Tanzania’s Alphonce Simbu and Kenya’s Bornes Kitur triumphed at the 14th edition of the Standard Chartered Mumbai Marathon 2017 on Sunday, winning in 2:09:32 and 2:29:02 respectively to take home first prize cheques of USD$42,000.
Simbu, fifth at the Rio 2016 Olympic Games, confirmed his rising status in the world of marathon running by hitting the front with 800 metres to go and sprinting away for victory after a duel over the last five kilometres with Kenyan surprise package Joshua Kipkorir.
After a large group of 13 had passed through the halfway point in 1:04:49 the pace stayed steady to 30km, with the predicted finishing time remained close to 2:10:00, and seven men were still in the leading group at that point.
However, Kipkorir almost immediately injected a change of pace and quickly broke up the pack.
By 35km, Simbu was his only remaining rival. Kipkorir continued to push the pace with Simbu resolutely staying tucked behind him all the way, much to the Kenyan´s frustration as he started to periodically zig-zag across the road from 38km in an attempt to encourage Simbu to the fore.
However, with two kilometres to go, Kipkorir started to look visibly tired while the slighter figure of Simbu was noticeably far more relaxed and apparently just waiting for his moment to strike.
Simbu finally swung past his rival just inside the final kilometre immediately it was obvious he was going to clinch his first international win since 2012.
“I got my tactics from my coach, he said: ‘Use your brain, you don’t have to always lead’” reflected Simbu, explaining his race plan which led to him equalling the second-fastest winning time in the history of the race.
“I prepared well so I didn’t fear anything, whether we were running on the hills or on the flat. This course has some hills and quite a lot of turns so I didn’t break my personal best (of 2:09:19) but what was important today was my position.”
Kipkorir finished second in 2:09:50, taking more than three minutes off his previous best of 2:13:25; third was Kenya’s Eliud Barngetuny in 2:10:39, a personal best by five seconds.
Kenya’s Levy Matebo, the fastest man in the race and one of the pre-race favourites, was one of the victims of his compatriot’s surge just after 30km and drifted back to eventually finish eighth in 2:13:05.
By contrast to the thrilling two-man battle over the final seven kilometres, Kitur stamped her authority on the women’s race soon after the halfway point and ran the majority of the second half on her own.
Four women, including Kitur, passed the halfway point in 1:14:03 but the 21-year-old Kenyan had opened up a lead of around a minute by 30km and kept on extending her advantage over the remainder of the race.
“I was confident I could win because I knew the course after finishing second here last year,” commented the quietly-spoken Kitur after going one better than 2016.
Ethiopian runners took the next two places behind Kitur, albeit at quite a distance.

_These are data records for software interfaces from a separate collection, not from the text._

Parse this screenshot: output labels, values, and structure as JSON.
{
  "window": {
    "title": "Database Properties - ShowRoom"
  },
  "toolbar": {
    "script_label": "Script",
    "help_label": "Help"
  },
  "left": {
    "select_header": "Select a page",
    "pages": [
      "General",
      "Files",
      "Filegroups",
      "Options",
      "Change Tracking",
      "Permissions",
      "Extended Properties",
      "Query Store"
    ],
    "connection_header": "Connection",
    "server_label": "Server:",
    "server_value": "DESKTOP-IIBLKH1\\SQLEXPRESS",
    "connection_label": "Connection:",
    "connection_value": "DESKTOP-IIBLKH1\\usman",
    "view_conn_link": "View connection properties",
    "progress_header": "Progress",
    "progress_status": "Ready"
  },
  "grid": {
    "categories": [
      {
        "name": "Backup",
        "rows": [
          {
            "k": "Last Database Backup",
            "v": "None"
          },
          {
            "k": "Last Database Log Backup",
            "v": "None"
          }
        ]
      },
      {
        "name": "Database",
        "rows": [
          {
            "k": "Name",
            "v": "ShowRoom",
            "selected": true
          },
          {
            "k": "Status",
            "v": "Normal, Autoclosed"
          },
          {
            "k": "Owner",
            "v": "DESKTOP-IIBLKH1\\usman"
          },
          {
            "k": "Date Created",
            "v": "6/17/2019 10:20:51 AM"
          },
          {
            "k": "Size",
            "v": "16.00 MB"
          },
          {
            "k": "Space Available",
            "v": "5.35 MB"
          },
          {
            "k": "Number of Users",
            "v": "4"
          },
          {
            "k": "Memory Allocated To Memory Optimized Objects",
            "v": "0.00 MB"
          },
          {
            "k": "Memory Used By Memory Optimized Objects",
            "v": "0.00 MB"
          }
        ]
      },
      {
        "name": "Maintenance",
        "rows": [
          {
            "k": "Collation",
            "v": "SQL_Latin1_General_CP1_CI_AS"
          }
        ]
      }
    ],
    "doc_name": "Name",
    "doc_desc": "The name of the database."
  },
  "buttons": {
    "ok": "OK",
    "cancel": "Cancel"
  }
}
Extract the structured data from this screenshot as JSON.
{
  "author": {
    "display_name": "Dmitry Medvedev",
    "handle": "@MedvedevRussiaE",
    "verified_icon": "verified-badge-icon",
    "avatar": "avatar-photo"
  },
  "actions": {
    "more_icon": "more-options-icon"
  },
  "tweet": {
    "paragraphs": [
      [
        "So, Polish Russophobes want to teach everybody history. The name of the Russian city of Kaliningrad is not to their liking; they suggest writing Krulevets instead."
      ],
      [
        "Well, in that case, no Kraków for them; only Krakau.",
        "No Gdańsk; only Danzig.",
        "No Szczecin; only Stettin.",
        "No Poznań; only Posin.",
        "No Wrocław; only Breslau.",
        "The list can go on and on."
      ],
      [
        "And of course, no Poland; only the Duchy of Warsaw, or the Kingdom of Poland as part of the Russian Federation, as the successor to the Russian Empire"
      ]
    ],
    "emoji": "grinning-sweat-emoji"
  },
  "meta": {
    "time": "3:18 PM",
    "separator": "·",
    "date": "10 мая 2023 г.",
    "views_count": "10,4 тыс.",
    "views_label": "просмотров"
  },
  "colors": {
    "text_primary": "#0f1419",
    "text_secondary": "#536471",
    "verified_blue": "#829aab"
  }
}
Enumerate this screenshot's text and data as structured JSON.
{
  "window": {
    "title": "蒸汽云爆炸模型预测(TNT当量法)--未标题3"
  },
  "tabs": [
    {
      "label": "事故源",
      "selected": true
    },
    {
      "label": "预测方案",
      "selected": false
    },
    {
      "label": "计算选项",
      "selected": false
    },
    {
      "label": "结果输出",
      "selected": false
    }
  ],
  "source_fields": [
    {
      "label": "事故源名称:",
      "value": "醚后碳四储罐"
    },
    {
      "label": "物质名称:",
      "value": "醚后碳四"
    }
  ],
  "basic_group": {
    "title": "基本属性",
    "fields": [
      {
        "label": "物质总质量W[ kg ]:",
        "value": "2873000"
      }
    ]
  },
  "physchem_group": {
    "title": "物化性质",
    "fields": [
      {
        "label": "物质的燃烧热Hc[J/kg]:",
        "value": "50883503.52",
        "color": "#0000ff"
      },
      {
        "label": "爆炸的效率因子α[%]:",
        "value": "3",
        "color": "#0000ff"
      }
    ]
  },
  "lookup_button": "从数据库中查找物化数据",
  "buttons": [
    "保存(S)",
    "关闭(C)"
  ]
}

Chaltu Tafa was more than four minutes in arrears but took second in 2:33:03 while Tigist Girma was third in 2:33:19.
Ethiopia’s Dinknesh Mekash, the pre-race favourite and fastest women on the start line as well as being the 2014 and 2015 Standard Chartered Mumbai Marathon champion, started to struggle just before the halfway point and finished a disappointing fifth in 2:36:44.
“I got my tactics from my coach, he said: ‘Use your brain, you don’t have to always lead’” ~ Alphonce Simbu
Promoted by Procam International, the Standard Chartered Mumbai Marathon is one of the largest sporting events in Asia and India's biggest platform for charity.
With total prize monies of $387,000, the Standard Chartered Mumbai Marathon 2017 is India’s richest road race. A full prize list can be seen here.
In addition, there were four other associated races on Sunday morning and an estimated 42,000 runners took to the streets of Mumbai in what has become an annual event on the third Sunday of January.